#### [Work to be completed]
Throughout the material below, count each line in which the word "heading" appears, then reply with the count only.

#### [Data to process]
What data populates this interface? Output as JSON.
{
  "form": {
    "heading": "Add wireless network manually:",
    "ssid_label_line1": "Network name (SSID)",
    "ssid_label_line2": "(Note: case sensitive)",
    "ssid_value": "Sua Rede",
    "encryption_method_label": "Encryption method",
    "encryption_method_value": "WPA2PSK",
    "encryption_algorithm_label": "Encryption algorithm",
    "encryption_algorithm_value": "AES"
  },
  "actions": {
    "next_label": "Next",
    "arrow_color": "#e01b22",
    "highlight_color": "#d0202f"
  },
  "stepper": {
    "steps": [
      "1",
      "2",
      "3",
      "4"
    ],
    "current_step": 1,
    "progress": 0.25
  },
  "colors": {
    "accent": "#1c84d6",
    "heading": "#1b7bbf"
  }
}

#### [Reply]
2